Lebanon's response to the Syrian Refugee crisis – Institutional ambiguity as a governance strategy
In comparison with other regional host countries Lebanon's response to the Syrian refugee crisis is characterized by a remarkable degree of institutional ambiguity. Government policy has centered on the prohibition of formal refugee camps and adopted regulations with regard to registration, residence, and work which drive refugees into illegality. This is partly the result of the chaotic and overwhelming nature of any refugee crisis, which is only reinforced by the Lebanese government's limited resources and capacities and the country's dysfunctional political system.

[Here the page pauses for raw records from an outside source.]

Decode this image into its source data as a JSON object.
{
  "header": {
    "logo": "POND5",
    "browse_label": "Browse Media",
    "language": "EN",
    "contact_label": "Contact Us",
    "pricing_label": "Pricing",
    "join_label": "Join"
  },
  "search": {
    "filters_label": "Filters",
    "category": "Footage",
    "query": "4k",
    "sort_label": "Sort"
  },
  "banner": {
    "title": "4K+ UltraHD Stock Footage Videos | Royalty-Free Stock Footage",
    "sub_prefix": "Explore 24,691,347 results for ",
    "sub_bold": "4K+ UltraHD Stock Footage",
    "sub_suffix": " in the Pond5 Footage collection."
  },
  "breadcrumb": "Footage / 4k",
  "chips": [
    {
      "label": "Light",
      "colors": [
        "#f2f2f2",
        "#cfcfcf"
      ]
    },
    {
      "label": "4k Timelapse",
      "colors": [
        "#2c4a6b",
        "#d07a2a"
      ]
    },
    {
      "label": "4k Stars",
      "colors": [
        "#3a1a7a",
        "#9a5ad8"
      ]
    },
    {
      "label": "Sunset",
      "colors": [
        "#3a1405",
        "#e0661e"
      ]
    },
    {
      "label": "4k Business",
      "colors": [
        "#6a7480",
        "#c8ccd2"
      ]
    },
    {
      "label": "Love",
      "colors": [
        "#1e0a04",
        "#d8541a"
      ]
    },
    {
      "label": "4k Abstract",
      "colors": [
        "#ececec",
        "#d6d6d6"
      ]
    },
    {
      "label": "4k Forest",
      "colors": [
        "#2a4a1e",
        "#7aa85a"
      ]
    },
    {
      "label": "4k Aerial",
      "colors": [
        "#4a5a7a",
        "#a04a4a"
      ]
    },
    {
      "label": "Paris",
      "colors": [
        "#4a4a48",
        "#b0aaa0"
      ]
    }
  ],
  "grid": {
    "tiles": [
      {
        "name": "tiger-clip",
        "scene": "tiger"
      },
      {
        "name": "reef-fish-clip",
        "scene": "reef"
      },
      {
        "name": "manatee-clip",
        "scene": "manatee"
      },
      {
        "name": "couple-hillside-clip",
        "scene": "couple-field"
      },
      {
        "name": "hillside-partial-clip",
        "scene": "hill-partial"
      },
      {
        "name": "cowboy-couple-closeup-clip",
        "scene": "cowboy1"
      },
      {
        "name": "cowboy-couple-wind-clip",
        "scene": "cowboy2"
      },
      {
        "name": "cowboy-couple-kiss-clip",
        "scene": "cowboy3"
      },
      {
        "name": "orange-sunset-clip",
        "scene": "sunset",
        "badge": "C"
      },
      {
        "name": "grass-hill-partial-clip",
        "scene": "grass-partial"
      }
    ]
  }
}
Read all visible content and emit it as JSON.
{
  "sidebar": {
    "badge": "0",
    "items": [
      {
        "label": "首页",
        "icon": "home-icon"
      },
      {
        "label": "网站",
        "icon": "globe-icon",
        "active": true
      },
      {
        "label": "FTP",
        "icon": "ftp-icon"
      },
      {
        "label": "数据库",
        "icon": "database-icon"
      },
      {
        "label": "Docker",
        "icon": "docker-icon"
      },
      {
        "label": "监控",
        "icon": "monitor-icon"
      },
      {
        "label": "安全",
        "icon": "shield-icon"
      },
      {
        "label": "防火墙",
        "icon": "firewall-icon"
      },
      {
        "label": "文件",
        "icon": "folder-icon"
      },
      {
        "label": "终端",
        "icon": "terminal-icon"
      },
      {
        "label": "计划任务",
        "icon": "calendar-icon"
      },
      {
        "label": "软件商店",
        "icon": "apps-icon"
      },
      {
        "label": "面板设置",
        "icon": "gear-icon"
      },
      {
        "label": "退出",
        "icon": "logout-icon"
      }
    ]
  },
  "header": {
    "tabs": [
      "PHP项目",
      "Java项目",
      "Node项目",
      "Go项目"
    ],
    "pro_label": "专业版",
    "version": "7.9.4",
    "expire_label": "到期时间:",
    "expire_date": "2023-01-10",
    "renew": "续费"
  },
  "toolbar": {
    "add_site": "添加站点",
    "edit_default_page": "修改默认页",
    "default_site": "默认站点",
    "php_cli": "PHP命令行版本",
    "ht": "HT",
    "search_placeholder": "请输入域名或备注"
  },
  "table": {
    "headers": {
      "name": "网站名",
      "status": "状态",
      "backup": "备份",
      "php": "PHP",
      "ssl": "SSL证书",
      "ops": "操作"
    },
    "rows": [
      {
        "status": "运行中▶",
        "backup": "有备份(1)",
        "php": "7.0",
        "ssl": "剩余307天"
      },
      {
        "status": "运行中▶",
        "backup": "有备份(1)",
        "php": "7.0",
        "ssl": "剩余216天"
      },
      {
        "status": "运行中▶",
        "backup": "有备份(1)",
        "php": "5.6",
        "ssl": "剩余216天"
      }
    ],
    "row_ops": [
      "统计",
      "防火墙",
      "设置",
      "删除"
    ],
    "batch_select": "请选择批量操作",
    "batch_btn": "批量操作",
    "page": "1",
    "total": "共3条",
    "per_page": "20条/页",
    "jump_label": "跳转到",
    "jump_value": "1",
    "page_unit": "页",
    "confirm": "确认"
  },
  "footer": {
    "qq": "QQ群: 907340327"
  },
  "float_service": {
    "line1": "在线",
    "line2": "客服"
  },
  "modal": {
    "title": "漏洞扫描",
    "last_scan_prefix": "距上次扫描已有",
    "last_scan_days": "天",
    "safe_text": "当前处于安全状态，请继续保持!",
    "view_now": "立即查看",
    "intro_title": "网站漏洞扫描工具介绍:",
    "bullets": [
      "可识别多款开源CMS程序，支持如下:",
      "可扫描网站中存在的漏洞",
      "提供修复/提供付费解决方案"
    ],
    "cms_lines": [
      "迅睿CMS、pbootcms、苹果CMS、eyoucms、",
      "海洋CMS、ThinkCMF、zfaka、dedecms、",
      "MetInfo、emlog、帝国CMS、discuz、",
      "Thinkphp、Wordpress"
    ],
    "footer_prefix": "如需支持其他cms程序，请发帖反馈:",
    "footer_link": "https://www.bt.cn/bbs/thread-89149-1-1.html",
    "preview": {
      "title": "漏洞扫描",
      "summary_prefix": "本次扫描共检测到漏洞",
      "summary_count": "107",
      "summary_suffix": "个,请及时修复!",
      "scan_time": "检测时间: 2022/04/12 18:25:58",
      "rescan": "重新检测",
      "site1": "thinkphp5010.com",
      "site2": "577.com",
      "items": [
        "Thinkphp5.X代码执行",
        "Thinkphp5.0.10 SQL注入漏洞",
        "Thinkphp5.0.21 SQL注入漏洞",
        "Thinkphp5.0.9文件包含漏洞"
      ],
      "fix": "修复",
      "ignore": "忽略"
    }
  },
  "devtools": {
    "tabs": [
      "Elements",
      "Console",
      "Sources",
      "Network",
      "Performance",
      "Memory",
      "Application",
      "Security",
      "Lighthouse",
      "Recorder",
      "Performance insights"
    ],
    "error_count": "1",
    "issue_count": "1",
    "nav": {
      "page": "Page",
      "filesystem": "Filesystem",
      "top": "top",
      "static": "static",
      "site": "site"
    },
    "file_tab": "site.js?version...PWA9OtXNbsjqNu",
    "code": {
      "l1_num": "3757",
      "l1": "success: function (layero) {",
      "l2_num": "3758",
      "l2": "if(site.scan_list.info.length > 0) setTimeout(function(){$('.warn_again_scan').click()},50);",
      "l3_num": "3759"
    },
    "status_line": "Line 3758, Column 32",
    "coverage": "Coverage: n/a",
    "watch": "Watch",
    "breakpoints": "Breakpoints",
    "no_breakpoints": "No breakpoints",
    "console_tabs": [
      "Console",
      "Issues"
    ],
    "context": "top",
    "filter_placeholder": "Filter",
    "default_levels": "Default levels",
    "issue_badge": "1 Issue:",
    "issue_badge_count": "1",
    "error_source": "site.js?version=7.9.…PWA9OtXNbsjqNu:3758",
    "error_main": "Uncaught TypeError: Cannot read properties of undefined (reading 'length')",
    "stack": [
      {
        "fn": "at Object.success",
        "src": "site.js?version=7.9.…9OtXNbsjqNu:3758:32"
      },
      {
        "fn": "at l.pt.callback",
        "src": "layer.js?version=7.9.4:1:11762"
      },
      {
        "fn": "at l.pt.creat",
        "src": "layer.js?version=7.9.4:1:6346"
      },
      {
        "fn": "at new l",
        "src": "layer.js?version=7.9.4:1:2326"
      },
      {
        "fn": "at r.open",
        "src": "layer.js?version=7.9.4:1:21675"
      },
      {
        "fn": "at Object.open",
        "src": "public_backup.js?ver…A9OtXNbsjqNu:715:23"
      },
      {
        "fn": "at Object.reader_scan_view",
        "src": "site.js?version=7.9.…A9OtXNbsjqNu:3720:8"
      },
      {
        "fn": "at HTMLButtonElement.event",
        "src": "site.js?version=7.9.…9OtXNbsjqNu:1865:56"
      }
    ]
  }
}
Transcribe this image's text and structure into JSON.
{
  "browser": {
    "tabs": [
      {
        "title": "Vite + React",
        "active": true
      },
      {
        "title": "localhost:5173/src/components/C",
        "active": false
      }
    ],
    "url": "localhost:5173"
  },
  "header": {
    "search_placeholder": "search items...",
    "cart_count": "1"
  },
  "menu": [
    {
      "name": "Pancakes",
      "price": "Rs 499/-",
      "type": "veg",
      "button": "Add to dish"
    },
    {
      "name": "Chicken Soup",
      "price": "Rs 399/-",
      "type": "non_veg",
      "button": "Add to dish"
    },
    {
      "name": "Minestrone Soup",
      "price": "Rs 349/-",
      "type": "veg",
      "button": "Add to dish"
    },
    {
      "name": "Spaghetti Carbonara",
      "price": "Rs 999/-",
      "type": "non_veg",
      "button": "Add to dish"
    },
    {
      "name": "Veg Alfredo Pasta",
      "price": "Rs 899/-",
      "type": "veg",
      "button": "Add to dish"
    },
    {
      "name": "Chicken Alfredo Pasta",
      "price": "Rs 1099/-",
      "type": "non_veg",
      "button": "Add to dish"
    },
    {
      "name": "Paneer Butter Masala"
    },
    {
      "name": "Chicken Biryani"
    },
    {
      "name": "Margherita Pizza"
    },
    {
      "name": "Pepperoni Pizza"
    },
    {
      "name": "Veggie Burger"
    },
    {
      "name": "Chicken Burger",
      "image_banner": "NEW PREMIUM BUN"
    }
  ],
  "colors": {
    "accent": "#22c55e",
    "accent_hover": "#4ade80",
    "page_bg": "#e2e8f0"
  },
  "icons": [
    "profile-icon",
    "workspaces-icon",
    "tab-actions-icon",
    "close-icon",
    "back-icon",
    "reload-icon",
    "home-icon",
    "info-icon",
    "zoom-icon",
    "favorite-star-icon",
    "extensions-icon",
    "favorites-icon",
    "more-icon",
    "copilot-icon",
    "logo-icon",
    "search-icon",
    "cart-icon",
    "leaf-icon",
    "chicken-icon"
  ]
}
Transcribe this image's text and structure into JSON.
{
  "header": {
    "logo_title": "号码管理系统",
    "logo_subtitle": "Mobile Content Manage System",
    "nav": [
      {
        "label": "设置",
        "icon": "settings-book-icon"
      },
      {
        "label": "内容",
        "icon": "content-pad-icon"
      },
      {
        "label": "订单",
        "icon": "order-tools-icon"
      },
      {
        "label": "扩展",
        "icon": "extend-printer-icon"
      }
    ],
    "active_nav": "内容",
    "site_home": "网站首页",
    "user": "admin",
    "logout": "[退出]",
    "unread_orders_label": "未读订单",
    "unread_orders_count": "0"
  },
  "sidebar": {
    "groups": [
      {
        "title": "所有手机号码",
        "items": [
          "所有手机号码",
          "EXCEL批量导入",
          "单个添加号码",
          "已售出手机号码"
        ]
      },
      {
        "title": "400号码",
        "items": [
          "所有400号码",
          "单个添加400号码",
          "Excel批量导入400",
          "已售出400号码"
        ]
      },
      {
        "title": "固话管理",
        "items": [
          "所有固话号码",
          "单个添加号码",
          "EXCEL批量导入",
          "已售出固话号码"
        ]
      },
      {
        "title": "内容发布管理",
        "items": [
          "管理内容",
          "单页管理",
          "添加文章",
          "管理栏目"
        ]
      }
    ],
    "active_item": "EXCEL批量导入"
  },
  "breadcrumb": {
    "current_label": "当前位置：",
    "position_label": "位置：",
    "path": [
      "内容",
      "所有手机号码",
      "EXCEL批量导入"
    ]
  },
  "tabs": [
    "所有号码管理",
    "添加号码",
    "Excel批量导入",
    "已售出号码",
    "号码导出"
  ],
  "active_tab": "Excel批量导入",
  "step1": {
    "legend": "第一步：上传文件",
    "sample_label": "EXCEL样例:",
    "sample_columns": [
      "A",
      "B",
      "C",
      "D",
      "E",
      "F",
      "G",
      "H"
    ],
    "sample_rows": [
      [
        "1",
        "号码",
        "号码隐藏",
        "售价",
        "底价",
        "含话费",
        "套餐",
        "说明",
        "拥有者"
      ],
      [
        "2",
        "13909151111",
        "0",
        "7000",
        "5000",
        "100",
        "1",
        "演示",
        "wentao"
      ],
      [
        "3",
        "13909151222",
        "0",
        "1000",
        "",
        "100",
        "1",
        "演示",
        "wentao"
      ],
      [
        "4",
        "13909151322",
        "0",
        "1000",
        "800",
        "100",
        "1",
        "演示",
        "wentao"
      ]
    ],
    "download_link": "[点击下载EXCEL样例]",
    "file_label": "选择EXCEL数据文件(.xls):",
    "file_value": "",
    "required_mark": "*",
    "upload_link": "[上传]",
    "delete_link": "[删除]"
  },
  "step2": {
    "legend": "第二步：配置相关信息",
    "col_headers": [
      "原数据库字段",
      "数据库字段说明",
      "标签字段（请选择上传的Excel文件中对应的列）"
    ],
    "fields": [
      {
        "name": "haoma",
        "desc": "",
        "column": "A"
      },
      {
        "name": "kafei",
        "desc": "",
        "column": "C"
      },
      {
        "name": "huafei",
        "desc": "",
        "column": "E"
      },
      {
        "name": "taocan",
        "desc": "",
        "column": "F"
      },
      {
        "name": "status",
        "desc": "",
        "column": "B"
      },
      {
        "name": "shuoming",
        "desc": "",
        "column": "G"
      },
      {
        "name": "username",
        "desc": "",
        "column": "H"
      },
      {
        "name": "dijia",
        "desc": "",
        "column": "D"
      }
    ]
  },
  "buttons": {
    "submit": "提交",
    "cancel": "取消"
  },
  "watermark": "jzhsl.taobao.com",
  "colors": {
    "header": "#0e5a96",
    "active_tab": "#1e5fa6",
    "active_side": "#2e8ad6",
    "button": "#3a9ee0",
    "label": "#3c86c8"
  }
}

However, institutional ambiguity in the context of the Lebanese response to the Syrian refugee crisis is not merely contingent. Departing from agnotology theory, this article demonstrates that there is also a strategic component to the institutional ambiguity that now determines the life of Syrian refugees in Lebanon. On the basis of fieldwork among Syrian refugee communities, elaborate policy analysis, and an extensive literature review the article reveals the political utility of maintaining uncertainty and precariousness. These insights have profound implications for the analysis of refugee politics and the formulation of policy recommendations.